Champagne-spraying was just a fun thing: Lewis Hamilton
Formula One star plays down champagne-spraying incident for which he drew intense criticism at Chinese GP recently
Lewis Hamilton has described his champagne-spraying of a grid girl after the Chinese Grand Prix, which has drawn widespread criticism, as "a fun thing".
Lewis Hamilton sprays champagne at Liu Siying at the podium after winning the Chinese Grand Prix last Sunday. Pic/Getty Images
One of the fundamental acts of Formula One has been brought into sharp focus over the past few days following Hamilton's win in Shanghai.
In a typical moment of exuberance that comes with a victory for any driver, and following the playing of the national anthems, Hamilton grabbed his bottle of bubbly and for a fleeting moment turned it on grid girl Liu Siying.

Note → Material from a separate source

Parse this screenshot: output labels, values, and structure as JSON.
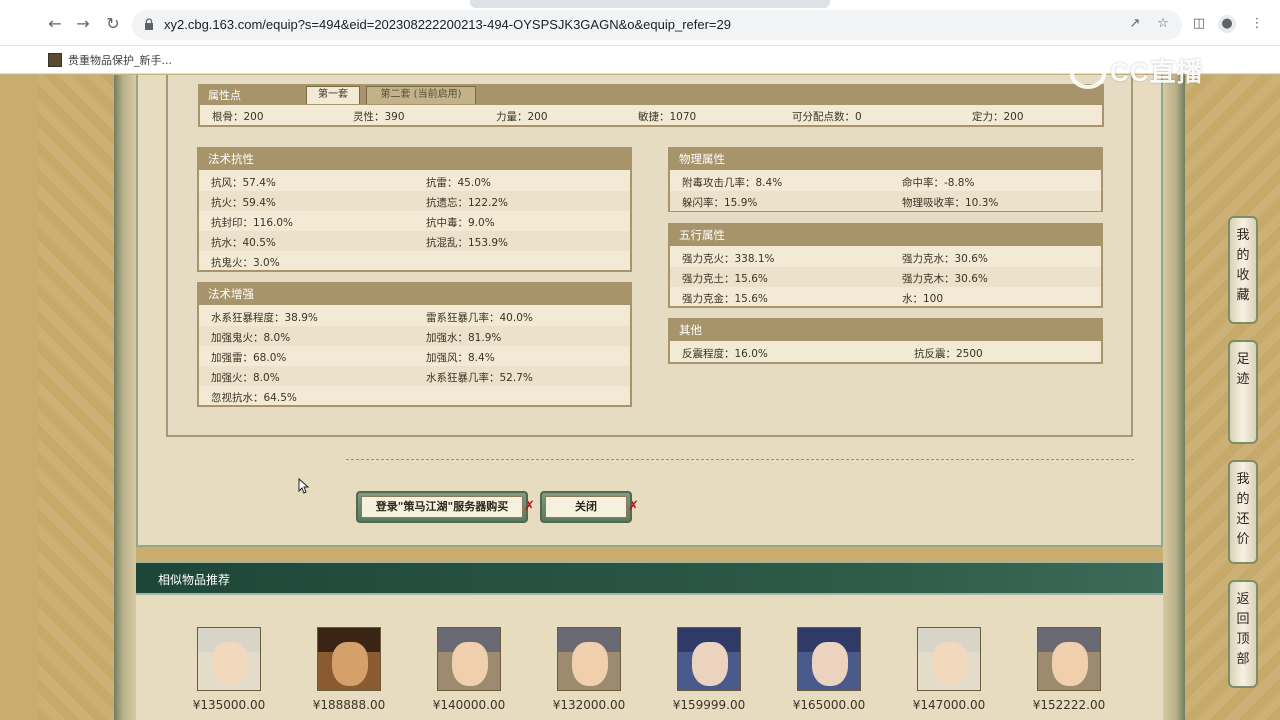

The pictures that followed appeared to show the Shanghai Institute of Visual Art graduate grimacing as the champagne hit the side of her head.
The incident drew condemnation from Object, a campaign group against sexism, which condemned Hamilton's behaviour as "selfish and inconsiderate", and called on him to apologise.
Siying, however, has since defended Hamilton, remarking to the Shanghai Daily: "It lasted for only one or two seconds, and I did not think too much about it at all." She added: "I think some foreign media are more sensitive about the topic compared to local media. I was just told by my employer to stand on the podium, and that's what I did."
Asked yesterday about the matter ahead of this weekend's race in Bahrain, Hamilton was relieved to hear Siying's comments.
The world champion said: "I hadn't really heard too much about it until today. Obviously when you arrive (at the circuit) you get a debrief as to what has happened during the week, so fortunately for me it has not overshadowed my week.
'This is Formula One'
"This is Formula One — the pinnacle of motor sport — and I'd just won a Grand Prix for the team. You should see it was a kind of a fun thing. I would never ever intend to disrespect or try to embarrass someone like that.
"It hasn't affected me, and it's nice to know the lady kind of wrote in. If she had wrote in and said she was really unhappy then perhaps I would be more concerned."